_TASK DESCRIPTION_:
Once you have read the listing, print all of it word for word.

_WORKING DATA_:
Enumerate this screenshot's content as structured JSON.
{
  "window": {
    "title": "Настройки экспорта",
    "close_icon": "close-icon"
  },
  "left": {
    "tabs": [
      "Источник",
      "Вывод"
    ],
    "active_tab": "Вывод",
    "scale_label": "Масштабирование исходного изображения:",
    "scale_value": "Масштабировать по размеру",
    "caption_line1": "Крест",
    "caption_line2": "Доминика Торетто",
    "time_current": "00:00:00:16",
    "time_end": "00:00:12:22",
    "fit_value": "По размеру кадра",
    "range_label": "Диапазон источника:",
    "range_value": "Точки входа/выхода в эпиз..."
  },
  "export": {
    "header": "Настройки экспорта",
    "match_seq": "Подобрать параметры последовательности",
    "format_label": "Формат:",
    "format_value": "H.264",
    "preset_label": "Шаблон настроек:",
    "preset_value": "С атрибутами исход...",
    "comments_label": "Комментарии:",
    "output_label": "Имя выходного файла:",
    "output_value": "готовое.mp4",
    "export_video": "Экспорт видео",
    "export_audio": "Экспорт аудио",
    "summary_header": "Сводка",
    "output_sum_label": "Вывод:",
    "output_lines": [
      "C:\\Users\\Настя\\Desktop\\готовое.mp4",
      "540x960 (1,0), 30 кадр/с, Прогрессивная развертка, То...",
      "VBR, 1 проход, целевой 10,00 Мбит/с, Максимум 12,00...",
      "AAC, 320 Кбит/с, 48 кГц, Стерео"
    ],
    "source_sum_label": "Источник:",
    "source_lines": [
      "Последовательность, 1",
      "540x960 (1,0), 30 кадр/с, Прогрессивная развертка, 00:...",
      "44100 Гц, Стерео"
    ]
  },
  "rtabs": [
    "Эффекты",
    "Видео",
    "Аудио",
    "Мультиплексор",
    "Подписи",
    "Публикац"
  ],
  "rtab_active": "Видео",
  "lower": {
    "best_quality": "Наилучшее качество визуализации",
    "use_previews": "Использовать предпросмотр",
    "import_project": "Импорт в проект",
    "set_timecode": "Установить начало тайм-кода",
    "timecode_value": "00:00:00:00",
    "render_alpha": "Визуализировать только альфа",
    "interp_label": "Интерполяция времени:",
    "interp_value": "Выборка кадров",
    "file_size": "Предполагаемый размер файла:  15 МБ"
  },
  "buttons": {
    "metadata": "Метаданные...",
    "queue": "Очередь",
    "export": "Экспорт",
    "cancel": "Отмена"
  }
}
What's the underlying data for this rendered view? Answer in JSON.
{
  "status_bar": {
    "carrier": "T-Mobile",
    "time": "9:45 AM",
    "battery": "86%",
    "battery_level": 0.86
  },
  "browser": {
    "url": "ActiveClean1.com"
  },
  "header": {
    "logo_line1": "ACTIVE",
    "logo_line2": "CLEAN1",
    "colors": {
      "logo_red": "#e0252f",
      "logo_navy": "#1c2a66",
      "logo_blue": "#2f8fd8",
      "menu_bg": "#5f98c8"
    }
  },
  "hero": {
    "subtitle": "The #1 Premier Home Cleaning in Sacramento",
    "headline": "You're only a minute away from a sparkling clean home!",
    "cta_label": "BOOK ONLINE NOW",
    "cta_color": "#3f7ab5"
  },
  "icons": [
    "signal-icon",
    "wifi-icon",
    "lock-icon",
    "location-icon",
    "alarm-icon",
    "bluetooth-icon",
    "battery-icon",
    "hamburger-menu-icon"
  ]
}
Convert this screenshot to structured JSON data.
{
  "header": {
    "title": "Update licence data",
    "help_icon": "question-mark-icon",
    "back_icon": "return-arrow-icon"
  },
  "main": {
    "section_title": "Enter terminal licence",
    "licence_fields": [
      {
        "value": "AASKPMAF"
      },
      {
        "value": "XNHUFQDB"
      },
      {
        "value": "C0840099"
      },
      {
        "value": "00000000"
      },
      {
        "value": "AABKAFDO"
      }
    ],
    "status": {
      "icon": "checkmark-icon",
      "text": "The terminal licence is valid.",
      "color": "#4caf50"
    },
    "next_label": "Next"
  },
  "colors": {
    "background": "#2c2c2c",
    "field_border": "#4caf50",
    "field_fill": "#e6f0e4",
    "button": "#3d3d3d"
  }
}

_SOLVED PROBLEM_:
Enumerate this screenshot's content as structured JSON.
{
  "window": {
    "title": "Настройки экспорта",
    "close_icon": "close-icon"
  },
  "left": {
    "tabs": [
      "Источник",
      "Вывод"
    ],
    "active_tab": "Вывод",
    "scale_label": "Масштабирование исходного изображения:",
    "scale_value": "Масштабировать по размеру",
    "caption_line1": "Крест",
    "caption_line2": "Доминика Торетто",
    "time_current": "00:00:00:16",
    "time_end": "00:00:12:22",
    "fit_value": "По размеру кадра",
    "range_label": "Диапазон источника:",
    "range_value": "Точки входа/выхода в эпиз..."
  },
  "export": {
    "header": "Настройки экспорта",
    "match_seq": "Подобрать параметры последовательности",
    "format_label": "Формат:",
    "format_value": "H.264",
    "preset_label": "Шаблон настроек:",
    "preset_value": "С атрибутами исход...",
    "comments_label": "Комментарии:",
    "output_label": "Имя выходного файла:",
    "output_value": "готовое.mp4",
    "export_video": "Экспорт видео",
    "export_audio": "Экспорт аудио",
    "summary_header": "Сводка",
    "output_sum_label": "Вывод:",
    "output_lines": [
      "C:\\Users\\Настя\\Desktop\\готовое.mp4",
      "540x960 (1,0), 30 кадр/с, Прогрессивная развертка, То...",
      "VBR, 1 проход, целевой 10,00 Мбит/с, Максимум 12,00...",
      "AAC, 320 Кбит/с, 48 кГц, Стерео"
    ],
    "source_sum_label": "Источник:",
    "source_lines": [
      "Последовательность, 1",
      "540x960 (1,0), 30 кадр/с, Прогрессивная развертка, 00:...",
      "44100 Гц, Стерео"
    ]
  },
  "rtabs": [
    "Эффекты",
    "Видео",
    "Аудио",
    "Мультиплексор",
    "Подписи",
    "Публикац"
  ],
  "rtab_active": "Видео",
  "lower": {
    "best_quality": "Наилучшее качество визуализации",
    "use_previews": "Использовать предпросмотр",
    "import_project": "Импорт в проект",
    "set_timecode": "Установить начало тайм-кода",
    "timecode_value": "00:00:00:00",
    "render_alpha": "Визуализировать только альфа",
    "interp_label": "Интерполяция времени:",
    "interp_value": "Выборка кадров",
    "file_size": "Предполагаемый размер файла:  15 МБ"
  },
  "buttons": {
    "metadata": "Метаданные...",
    "queue": "Очередь",
    "export": "Экспорт",
    "cancel": "Отмена"
  }
}
What's the underlying data for this rendered view? Answer in JSON.
{
  "status_bar": {
    "carrier": "T-Mobile",
    "time": "9:45 AM",
    "battery": "86%",
    "battery_level": 0.86
  },
  "browser": {
    "url": "ActiveClean1.com"
  },
  "header": {
    "logo_line1": "ACTIVE",
    "logo_line2": "CLEAN1",
    "colors": {
      "logo_red": "#e0252f",
      "logo_navy": "#1c2a66",
      "logo_blue": "#2f8fd8",
      "menu_bg": "#5f98c8"
    }
  },
  "hero": {
    "subtitle": "The #1 Premier Home Cleaning in Sacramento",
    "headline": "You're only a minute away from a sparkling clean home!",
    "cta_label": "BOOK ONLINE NOW",
    "cta_color": "#3f7ab5"
  },
  "icons": [
    "signal-icon",
    "wifi-icon",
    "lock-icon",
    "location-icon",
    "alarm-icon",
    "bluetooth-icon",
    "battery-icon",
    "hamburger-menu-icon"
  ]
}
Convert this screenshot to structured JSON data.
{
  "header": {
    "title": "Update licence data",
    "help_icon": "question-mark-icon",
    "back_icon": "return-arrow-icon"
  },
  "main": {
    "section_title": "Enter terminal licence",
    "licence_fields": [
      {
        "value": "AASKPMAF"
      },
      {
        "value": "XNHUFQDB"
      },
      {
        "value": "C0840099"
      },
      {
        "value": "00000000"
      },
      {
        "value": "AABKAFDO"
      }
    ],
    "status": {
      "icon": "checkmark-icon",
      "text": "The terminal licence is valid.",
      "color": "#4caf50"
    },
    "next_label": "Next"
  },
  "colors": {
    "background": "#2c2c2c",
    "field_border": "#4caf50",
    "field_fill": "#e6f0e4",
    "button": "#3d3d3d"
  }
}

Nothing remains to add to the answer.